How a growth mindset can change the climate: The power of implicit beliefs in influencing people's view and action
Although people seem to be concerned about climate change, few are pro-actively engaged in attempting to mitigate it. This discrepancy between environmental view and action has been recognized as a great challenge. This empirical study examined that disparity by investigating people's mindsets about the world. Such mindsets concern the degree to which people perceive their world as a changeable entity that can be shaped (growth mindset) rather than a static one that cannot be moulded or changed (fixed mindset). A survey conducted with American adults explored how these different mindsets could impact 1) attitudes towards climate change, 2) beliefs about its mitigation, 3) pro-environmental behavioural inclinations and 4) the self-reported frequency of pro-environmental actions. Holding a growth mindset about the world was related to more accepting attitudes towards climate change, more favourable beliefs about its possible mitigation, and greater pro-environmental behavioural inclinations. In addition, growth mindset was positively related to higher values in attitudes, beliefs, and behavioural inclinations people experienced after reading a persuasive and informative text on climate change. Finally, ten days later, participants with a stronger view that the world is changeable reported having engaged more frequently in pro-environmental actions throughout those ten days. Overall, holding a growth mindset might help to overcome some of the psychological barriers to environmental action.
|Keywords||Behaviour, Climate change, Global warming, Implicit belief, Mindset|
|Persistent URL||dx.doi.org/10.1016/j.jenvp.2020.101461, hdl.handle.net/1765/128943|
|Journal||Journal of Environmental Psychology|

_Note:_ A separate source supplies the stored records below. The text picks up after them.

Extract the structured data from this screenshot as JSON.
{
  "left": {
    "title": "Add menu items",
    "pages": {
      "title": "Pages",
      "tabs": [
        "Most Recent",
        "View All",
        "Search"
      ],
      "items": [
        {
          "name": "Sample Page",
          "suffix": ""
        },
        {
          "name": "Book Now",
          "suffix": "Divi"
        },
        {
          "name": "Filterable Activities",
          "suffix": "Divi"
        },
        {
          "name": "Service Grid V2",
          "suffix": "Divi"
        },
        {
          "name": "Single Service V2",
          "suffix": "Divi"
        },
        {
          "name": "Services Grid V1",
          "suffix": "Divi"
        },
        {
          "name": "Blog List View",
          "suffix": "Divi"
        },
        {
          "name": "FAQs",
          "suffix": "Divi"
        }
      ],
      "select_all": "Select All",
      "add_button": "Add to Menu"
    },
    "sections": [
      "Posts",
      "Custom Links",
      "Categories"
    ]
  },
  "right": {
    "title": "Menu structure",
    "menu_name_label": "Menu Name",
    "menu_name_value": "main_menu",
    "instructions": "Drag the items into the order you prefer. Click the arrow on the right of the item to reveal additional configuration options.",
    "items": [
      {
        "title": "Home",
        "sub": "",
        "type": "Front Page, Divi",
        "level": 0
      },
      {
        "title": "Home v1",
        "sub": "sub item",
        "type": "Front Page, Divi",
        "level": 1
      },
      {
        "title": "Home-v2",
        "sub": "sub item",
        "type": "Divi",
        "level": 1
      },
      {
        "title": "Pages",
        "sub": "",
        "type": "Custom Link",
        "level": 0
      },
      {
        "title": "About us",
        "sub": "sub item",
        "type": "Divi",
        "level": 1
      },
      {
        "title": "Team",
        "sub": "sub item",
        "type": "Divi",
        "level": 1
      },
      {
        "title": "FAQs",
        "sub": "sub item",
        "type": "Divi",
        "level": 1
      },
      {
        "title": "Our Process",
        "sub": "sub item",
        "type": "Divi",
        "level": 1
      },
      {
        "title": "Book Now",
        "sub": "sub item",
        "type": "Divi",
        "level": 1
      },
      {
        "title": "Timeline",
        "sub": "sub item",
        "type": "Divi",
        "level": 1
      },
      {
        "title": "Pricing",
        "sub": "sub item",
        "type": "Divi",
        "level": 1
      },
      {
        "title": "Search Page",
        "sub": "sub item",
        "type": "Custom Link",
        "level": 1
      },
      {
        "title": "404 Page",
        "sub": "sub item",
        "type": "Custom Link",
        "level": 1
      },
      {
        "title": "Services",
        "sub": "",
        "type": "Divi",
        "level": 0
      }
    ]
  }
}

Duchi, L. (Lorenzo), Lombardi, D. (Doug), Paas, G.W.C, & Loyens, S.M.M. (2020). How a growth mindset can change the climate: The power of implicit beliefs in influencing people's view and action. Journal of Environmental Psychology, 70. doi:10.1016/j.jenvp.2020.101461